As yields keep falling in these haven markets, investors are looking for income elsewhere, creating a black hole that is sucking down rates in ever longer maturities, emerging markets and riskier corporate debt.
"What we are seeing is a mechanical yield grab taking place in global bonds," said Jack Kelly, an investment director at Standard Life Investments. " The pace of that yield grab accelerates as more bond markets move into negative yields and investors search for a smaller pool of substitutes."
As a result of this "mechanistic scramble", as we noted on Friday citing the latest BofA analysis, there is now $13 trillion of global negative-yielding debt. That compares with $11 trillion before the Brexit vote, and barely none with a negative yield in mid-2014.
Needless to say, this is a problem:
The ever-widening rush for yield could create problems if interest rates snap back, which would cause losses on investors’ low-yielding portfolios, or if credit quality falls. And the global yield grab is raising questions about whether rates can prove reliable economic indicators.
Without saying it, the WSJ also admits the bond market is now completely broken, as it no longer responds to traditional signals:
The yield grab is spreading to bonds that have a riskier profile. The more investors search for yield, the more bond yields fall. “It’s a bit self-fulfilling,” said Iain Stealey, a fund manager at J.P. Morgan Asset Management.
Even as yields fall in emerging-market debt, for instance, the credit quality of some of these countries is falling, analysts say. Sovereign credit ratings are on track for a record number of downgrades this year as declines in commodity prices hit emerging economies, according to Fitch Ratings. The credit-ratings firm has downgraded 15 nations in the first half of the year, compared with a previous high of 20 downgrades for the whole of 2011, around the peak of the eurozone credit crisis.

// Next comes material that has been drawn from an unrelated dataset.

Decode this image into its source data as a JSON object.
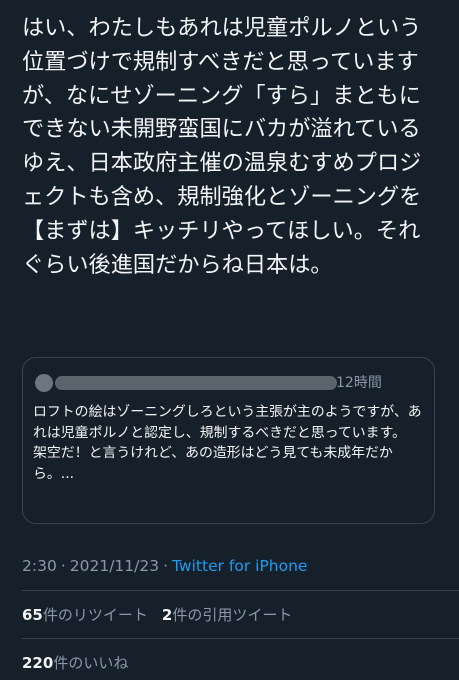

Changes in monetary policy could also trigger potential losses across the sovereign-bond world. Even a small increase in interest rates could inflict hefty losses on investors. With the 2013 “taper tantrum,” for instance, the Federal Reserve sparked a selloff as it discussed ending its bond-buying program known as quantitative easing.
A repeat “would be very painful for a lot of people,” said Mr. Stealey of J.P. Morgan. “The market has got very comfortable with fact the yields aren’t going anywhere.”
How painful? Here is the breakdown. As Goldman calculated one month ago, a 100bp shock to interest rates would translate into a $1trn market value loss. That is using the more conservative estimate of the bond market. Using the broader bond market sizing of $40trn, the market value loss estimate would be $2.4 trillion.
That's a massive MTM loss for those who still do in fact, mark to market.
How about bonds? For the answer we present a table we have shown in the past, namely the convexity of fixed income products, where a 1% rise in yields would have a disproportionate hit on various debt classes. Here is the summary:
Looking at Treasuries, a 1% increase in yields would result in the following price losses:
- 2Y TSYs: -2.0%
- 5Y TSYs: -4.7%
- TIPS -4.9%
- 10Y TSYs: -8.7%
- 30Y TSYs: -19.2%
Other debt products fall in this range:
- Convertibles: -2.9%
- MBS: -3.5%
- US Junk bonds: -4.3%
- Total US debt: -5.4%
- Munis -5.6%
- And Investment Grade corporates: -6.9%
For now, however, few are worried about the risks, and instead everyone is piling into even the smallest yielding products. As the WSJ puts it:
Ricky Liu, a high-yield-bond portfolio manager at HSBC Global Asset Management, said his firm has clients from Asia who are willing for the first time to invest in portfolios that include the highest-rated junk bonds. Today’s yield grab could be setting up tomorrow’s problems.
Sadly, as the market has done ever since the Fed and central banks took over, "tomorrow's problems" will be address when they occur: tomorrow. Meanwhile, investors hope that no matter what tomorrow brings, the Fed will once again do what it has done every time "problems" emerged. Fix them.